The Volokh Conspiracy
Mostly law professors | Sometimes contrarian | Often libertarian | Always independent
The murder of five police officers in Dallas is both a terrible atrocity in itself, and likely to further poison our political discourse about law enforcement issues. To state the obvious, there can be no justification for such a terrible crime. Law enforcement officials perform a valuable public service in protecting us against violence and theft—often at the risk of their own safety. Those who kill police for no defensible reason harm not only the officers and their families, but also the entire community.
If you believe, as I do, that we have a serious problem with police militarization and excessive use of force, this type of attack is doubly tragic. Its predictable effect will be to undermine public sympathy for victims of abusive police behavior, and increase political opposition to reform efforts. If the Dallas killers were motivated by a desire to protest police misconduct, they could not have chosen a more counterproductive approach to promoting their cause.
It is entirely understandable that we feel pain and anger in the immediate aftermath of such a terrible event. Almost everyone will agree that the perpetrators should be tried, and severely punished, if found guilty. But, hard as it is, we should also keep some other things in mind as we consider the implications of this atrocity.
First, however much outrage we feel, we should remember that our immediate emotional reactions to tragedy are rarely a good guide to policy. Ignorance and illogic are unusually likely to influence our thinking at such times. This is particularly likely to be the case if we reflexively conclude that the event in question reinforces our preexisting views—in this situation, views about gun control, the "war on cops," police abuses, and other related issues.
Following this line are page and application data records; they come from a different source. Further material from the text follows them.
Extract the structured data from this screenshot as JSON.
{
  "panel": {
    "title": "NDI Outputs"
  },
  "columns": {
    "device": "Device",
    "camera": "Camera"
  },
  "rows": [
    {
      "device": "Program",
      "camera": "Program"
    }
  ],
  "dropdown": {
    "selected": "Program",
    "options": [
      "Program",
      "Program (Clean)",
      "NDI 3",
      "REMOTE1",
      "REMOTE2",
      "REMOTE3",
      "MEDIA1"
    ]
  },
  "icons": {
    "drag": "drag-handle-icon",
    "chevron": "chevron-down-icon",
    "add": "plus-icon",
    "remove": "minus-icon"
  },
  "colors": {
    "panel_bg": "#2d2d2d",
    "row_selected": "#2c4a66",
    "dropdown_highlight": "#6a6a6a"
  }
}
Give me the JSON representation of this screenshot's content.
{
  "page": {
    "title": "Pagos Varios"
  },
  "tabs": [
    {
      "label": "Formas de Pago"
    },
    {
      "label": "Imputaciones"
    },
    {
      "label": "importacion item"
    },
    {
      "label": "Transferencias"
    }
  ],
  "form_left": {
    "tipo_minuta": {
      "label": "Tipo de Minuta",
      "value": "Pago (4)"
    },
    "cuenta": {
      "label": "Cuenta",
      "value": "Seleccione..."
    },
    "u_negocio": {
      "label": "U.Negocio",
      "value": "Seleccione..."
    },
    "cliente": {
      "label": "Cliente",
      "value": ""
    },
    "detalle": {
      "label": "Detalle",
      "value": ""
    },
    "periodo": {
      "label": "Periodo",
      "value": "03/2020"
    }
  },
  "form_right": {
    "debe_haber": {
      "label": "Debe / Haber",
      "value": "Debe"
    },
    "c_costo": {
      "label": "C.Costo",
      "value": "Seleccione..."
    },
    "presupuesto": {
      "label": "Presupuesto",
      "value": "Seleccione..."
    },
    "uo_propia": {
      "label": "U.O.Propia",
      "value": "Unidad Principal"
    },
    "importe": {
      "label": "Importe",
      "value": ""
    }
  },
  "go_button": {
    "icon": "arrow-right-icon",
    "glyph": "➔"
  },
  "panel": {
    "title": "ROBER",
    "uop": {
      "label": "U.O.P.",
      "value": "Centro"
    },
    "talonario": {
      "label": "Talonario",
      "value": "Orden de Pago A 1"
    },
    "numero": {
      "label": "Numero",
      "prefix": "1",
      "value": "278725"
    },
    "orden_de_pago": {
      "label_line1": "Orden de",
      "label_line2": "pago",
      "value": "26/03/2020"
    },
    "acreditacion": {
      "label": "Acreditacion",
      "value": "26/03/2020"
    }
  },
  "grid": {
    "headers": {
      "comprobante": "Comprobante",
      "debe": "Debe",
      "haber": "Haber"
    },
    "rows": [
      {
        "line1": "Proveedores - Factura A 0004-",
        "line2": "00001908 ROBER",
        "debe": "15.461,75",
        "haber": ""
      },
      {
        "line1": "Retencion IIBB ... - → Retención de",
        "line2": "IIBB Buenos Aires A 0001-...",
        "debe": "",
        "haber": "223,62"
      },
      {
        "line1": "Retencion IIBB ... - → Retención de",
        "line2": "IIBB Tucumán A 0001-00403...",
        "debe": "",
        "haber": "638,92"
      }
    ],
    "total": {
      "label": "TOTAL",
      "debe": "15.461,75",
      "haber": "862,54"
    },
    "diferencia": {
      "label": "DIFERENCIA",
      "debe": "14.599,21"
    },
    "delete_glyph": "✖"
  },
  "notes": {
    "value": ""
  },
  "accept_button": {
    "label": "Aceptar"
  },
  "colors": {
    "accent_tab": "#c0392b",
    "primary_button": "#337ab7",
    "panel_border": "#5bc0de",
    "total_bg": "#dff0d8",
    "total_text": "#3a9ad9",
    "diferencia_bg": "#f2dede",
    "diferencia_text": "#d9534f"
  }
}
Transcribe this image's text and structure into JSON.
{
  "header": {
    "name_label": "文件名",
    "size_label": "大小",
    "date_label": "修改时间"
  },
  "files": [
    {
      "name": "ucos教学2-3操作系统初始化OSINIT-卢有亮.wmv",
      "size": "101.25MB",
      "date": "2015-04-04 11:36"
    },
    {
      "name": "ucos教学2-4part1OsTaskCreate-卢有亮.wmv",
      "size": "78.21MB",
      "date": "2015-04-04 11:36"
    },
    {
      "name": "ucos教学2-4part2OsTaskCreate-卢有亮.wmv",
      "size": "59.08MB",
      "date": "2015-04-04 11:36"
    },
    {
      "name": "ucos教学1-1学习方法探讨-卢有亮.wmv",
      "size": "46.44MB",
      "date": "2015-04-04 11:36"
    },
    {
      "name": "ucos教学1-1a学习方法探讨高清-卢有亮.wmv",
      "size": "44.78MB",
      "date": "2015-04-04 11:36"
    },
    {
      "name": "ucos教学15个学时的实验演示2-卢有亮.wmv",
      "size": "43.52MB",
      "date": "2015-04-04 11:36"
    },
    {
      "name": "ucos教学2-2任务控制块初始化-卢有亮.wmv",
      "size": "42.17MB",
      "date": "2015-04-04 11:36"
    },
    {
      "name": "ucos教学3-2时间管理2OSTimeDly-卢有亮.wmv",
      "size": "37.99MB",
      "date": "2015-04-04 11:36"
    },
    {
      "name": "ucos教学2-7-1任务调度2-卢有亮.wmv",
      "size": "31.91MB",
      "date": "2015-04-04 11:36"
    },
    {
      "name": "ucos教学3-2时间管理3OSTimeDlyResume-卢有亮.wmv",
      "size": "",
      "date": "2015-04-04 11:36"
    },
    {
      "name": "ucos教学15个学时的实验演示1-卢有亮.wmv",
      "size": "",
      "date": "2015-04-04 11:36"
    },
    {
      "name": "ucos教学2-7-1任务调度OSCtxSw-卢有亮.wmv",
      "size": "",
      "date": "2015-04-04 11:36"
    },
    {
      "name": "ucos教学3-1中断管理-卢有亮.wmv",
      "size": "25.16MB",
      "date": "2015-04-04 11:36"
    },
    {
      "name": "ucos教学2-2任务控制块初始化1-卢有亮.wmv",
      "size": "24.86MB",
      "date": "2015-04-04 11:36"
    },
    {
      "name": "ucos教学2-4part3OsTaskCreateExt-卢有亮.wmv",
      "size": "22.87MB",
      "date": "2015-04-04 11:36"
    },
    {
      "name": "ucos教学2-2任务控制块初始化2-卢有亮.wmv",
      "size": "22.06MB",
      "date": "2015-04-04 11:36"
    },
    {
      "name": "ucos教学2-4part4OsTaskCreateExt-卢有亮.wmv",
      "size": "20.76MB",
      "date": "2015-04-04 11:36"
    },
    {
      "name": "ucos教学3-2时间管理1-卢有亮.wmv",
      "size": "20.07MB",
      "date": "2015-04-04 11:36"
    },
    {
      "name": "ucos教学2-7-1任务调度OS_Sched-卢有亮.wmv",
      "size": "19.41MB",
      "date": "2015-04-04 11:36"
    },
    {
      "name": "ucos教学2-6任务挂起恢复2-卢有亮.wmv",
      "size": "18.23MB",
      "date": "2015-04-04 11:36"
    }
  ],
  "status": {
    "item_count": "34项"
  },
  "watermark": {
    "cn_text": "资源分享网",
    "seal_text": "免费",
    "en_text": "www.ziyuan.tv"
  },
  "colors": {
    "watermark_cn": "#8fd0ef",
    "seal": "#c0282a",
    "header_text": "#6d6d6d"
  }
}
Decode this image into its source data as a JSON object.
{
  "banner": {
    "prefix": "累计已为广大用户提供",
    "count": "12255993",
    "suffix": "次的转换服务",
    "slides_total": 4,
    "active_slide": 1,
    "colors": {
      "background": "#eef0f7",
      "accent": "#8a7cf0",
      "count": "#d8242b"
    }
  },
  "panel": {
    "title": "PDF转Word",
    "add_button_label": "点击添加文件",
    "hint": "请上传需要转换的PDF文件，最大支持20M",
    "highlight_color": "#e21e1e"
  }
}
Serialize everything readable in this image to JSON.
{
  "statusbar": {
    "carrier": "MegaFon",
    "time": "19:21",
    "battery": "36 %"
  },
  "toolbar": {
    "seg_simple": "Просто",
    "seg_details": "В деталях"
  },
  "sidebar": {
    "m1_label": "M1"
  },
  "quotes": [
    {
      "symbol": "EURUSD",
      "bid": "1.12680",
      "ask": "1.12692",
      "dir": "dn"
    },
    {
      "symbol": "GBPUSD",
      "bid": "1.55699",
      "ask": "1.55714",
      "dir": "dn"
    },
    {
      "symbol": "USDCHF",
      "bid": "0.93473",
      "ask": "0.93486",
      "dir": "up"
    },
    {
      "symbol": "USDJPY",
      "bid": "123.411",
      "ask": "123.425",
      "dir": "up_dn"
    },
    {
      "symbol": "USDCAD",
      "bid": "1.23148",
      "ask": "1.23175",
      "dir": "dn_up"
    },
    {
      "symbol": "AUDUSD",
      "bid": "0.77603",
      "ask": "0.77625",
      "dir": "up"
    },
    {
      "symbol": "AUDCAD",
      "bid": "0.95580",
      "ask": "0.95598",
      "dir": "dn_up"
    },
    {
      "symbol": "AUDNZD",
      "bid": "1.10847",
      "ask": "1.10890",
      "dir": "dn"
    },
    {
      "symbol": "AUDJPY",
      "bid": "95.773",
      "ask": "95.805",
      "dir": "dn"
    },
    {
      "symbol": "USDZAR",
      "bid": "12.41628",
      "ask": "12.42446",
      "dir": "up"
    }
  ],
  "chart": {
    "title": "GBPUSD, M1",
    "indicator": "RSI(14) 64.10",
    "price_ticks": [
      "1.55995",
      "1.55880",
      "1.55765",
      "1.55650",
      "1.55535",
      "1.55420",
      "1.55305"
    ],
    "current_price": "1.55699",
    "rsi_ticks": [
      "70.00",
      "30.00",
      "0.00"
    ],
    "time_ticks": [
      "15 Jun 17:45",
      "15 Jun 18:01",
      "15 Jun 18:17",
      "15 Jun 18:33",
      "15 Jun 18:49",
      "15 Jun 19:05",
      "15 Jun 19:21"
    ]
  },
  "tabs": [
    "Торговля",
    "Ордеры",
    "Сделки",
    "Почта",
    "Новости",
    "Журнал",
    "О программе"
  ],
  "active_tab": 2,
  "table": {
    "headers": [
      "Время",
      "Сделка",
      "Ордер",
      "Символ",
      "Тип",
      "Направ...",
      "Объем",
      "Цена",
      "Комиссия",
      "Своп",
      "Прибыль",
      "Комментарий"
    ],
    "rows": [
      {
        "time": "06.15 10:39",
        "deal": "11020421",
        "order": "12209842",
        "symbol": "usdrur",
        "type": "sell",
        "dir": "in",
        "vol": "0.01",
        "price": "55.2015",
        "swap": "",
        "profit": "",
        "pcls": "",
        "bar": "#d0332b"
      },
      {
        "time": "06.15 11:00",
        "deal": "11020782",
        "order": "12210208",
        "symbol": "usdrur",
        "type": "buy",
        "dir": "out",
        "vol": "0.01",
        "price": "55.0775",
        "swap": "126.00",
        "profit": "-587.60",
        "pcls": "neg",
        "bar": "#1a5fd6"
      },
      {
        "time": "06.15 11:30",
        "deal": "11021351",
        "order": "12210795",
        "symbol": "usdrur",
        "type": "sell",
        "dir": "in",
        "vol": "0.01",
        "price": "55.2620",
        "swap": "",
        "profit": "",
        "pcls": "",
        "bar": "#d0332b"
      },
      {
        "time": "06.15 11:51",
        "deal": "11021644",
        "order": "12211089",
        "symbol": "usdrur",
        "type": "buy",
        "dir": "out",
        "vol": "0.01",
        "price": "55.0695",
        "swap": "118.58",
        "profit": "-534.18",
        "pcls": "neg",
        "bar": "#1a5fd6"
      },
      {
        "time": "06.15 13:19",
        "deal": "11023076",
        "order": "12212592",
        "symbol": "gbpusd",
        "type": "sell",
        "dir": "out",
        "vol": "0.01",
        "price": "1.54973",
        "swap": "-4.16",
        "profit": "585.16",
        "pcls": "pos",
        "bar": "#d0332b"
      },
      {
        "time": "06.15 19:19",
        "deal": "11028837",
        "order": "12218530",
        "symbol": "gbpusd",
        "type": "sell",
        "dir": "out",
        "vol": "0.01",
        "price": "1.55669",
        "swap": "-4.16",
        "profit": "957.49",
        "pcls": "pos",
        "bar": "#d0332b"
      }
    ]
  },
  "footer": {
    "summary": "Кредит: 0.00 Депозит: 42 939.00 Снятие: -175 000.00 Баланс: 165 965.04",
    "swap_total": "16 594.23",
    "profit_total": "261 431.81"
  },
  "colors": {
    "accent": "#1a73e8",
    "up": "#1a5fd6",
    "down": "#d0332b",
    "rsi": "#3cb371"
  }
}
We should question our initial impulses, and think carefully and calmly before advocating any major new policy initiatives—particularly ones that might be costly in terms of lives, resources, and civil liberties.
Second, we should recall that there is no contradiction between condemning both crimes against police, and crimes committed by the police themselves. Both are serious dangers to public order, and both deserve severe punishment.
Third, we must keep in mind that the Dallas attack was extremely unusual. Claims of a widespread "war on cops" are not supported by the evidence. Last year was the second safest year on record for police officers,, as measured by the number of gun-related police deaths. Moreover, it would be wrong to suppose that state and local governments do not take anti-police violence seriously. Many states already impose extra punishment for crimes against on-duty police officers, and prosecutors generally put a high priority on such cases. In the state of Texas (where the Dallas murders occurred), the murder of a law enforcement officer "acting in the lawful discharge of an official duty" qualifies for the death penalty. It's hard to impose a more severe punishment than that.
None of this will be of much comfort to the slain officers, or their families. But it is nonetheless important to keep in mind as we consider what to do in the future. The rarity of incidents like this and the fact that we already have severe punishments for crimes against police officers suggest that it will be very difficult to further reduce the incidence of such crimes by adopting more punitive policies.
These points are relevant to conservative proposals to address the issue by increasing punishment for anti-police violence, such as the ill-advised Blue Lives Matter Act. They also count against liberal efforts to combat the problem by increasing gun control. The relatively few people who deliberately target police officers despite the severe punishments for doing so are unlikely to be easy to deter.
Ultimately, there may be no simple solution to this problem. But we are more likely to deal with it constructively if we avoid yielding to our knee-jerk impulses. At the very least, it might help us avoid responses that cause more harm than good.